It's possible that I am the wrong reader for Enslaved by Ducks. Most of my thinking about animals as pets falls into the admittedly limited categories of dog people and cat people. I am a dog person. On a scale of exertion in proportion to affirmation, dogs come out on top. At least, my dog does. Cats poo inside and litter boxes smell, unless cared for assiduously. This is just my opinion, not a generalization. That's why there are cat people. And cat-bunny-duck-geese-parrot-dove-turkey-people, too.
Throughout Ducks, author Bob Tarte's menagerie expands and contracts, but ultimately adds up to 19 indoor animals, including bunnies, parrots, canaries, parakeets, doves and cats. The outdoor animals max out at 21, when the ducks, geese and turkeys are all counted. Helpfully, Tarte provides a list of a cast of characters that also includes the humans he encounters. Most prominently, and described with much affection, Tarte's wife Linda propels the story forward with new animal acquisitions and connects the more reclusive author with the wider community of Lowell, Mich. "Linda," writes Tarte, "measured the success of any commercial transaction less by whether she received fair goods at a fair price than by the length of time the store personnel spent chatting with her."
Tarte's subjugation begins when Linda brings home Binky, a bunny named for his attitudinal resemblance to the "sullen rabbit in Matt Groening's comic strip 'Life in Hell.'" Tarte adapts a beleaguered stance towards Binky's habit of chewing wood and wires, marking furniture with his urine and resisting attempts at being held. Tarte describes his trials with self-deprecating humor, but I never quite get the feeling that all the chaos and effort is worth it. He says it is, but I'm not convinced.

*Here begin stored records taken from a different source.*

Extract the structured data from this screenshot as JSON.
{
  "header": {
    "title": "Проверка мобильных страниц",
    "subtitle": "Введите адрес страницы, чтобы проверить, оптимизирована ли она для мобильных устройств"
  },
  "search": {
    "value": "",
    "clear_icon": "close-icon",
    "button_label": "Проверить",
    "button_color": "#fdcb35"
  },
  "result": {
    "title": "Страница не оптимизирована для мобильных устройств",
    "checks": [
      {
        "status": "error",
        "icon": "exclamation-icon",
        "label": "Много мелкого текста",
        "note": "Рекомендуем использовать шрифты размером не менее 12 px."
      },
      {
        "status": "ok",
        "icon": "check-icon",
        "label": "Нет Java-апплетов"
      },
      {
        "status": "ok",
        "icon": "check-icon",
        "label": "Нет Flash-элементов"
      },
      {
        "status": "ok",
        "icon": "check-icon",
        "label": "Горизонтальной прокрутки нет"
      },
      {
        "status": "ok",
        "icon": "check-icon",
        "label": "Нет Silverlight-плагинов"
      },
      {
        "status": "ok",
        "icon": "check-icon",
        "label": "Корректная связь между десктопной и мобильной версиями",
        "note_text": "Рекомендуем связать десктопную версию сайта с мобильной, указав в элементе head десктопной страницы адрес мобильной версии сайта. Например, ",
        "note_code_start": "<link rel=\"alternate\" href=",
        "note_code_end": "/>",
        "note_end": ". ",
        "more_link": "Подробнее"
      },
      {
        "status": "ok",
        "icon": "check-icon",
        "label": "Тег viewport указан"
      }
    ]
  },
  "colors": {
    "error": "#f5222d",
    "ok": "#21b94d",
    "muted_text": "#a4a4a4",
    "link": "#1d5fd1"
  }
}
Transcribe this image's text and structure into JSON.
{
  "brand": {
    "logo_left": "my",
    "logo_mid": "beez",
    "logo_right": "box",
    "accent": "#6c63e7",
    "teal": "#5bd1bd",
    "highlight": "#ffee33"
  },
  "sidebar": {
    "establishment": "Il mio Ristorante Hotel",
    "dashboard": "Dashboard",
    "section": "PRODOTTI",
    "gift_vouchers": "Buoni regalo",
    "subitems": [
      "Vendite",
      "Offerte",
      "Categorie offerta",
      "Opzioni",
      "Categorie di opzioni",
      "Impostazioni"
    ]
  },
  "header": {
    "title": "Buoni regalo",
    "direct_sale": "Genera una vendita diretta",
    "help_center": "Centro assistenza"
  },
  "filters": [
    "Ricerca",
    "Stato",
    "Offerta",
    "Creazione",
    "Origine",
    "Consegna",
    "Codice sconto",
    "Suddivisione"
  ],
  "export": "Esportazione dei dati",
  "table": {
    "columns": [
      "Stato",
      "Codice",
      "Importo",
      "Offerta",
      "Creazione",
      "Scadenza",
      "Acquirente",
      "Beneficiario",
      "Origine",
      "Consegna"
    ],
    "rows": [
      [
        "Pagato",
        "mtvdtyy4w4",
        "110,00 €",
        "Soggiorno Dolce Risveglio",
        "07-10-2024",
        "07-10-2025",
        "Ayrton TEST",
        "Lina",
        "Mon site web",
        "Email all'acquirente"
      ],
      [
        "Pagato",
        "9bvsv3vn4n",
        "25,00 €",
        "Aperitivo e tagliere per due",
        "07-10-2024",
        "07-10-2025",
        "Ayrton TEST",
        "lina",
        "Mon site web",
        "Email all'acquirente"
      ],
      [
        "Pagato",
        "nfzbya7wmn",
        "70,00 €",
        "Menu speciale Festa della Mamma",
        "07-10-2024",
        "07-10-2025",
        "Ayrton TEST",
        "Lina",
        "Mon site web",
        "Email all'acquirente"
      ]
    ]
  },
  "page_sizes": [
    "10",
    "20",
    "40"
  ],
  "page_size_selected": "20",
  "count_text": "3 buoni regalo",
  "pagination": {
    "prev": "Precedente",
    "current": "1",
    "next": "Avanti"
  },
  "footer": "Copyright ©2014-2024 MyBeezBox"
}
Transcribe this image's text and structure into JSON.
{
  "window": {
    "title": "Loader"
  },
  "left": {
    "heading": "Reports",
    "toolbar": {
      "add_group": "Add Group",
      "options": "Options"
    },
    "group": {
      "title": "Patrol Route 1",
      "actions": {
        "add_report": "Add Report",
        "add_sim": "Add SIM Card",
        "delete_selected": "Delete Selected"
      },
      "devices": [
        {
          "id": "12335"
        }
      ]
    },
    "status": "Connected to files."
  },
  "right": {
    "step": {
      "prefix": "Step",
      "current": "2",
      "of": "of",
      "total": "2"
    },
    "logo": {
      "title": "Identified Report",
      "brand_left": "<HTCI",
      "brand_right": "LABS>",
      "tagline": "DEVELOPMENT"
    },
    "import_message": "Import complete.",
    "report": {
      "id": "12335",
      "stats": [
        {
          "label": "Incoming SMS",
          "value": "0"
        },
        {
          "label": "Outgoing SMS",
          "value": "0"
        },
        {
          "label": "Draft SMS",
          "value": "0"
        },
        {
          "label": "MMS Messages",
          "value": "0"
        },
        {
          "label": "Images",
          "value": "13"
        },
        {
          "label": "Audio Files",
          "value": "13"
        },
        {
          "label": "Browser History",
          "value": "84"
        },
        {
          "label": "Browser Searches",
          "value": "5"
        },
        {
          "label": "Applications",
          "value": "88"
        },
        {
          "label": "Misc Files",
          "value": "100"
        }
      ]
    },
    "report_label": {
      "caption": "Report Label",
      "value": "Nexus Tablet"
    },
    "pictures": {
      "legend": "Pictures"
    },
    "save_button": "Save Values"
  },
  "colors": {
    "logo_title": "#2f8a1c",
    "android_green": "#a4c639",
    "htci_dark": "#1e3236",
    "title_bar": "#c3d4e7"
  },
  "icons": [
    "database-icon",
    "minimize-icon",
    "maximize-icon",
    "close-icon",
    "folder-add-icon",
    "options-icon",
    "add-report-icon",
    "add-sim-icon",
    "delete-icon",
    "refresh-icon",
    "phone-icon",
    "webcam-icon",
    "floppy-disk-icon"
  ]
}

Included in the cast of characters under the heading "lettered humans," are numerous veterinarians and two psychiatrists. Between tales of fighting bunny brothers, interspecies bird mating, and interminable pen building, Tarte constructs a narrative around his struggles with anxiety and depression, and his subsequent treatment with Zoloft. (Though he is ambivalent about his mediocre treatment by doctors and his usage of antidepressant medicines.) Tarte is more comfortable with the ways his animals impact his moods; they make him happy--when he's not worrying about them--but more than that, it's the routine of each day that helps him maintain perspective:
"Rather than blaming our animals for adding complexity to my life, perhaps I should thank them for simplifying it. After all, they helped reduce the potentially unlimited possibilities of existence to a series of tedious and predictable routines. Nothing could suit the temperament of a timid man better. Instead of laying ambitious plans for the future or even building up a healthy clientele for my freelance writing business, I could pack each day to the brim directing ducks in and out of their pens, separating fighting rabbits, and keeping parrot-seed dishes filled. The notion that something other than folly might lie behind my acquisition of nearly countless pets brought me a tingle of joy."
Tarte creates memorable characters out of his animals; even his turkeys emerge with recognizable qualities. Enslaved by Ducks is often funny, and for readers who seek to explore animal-human relationships beyond the dog person/cat person binary, it may well be a satisfying read.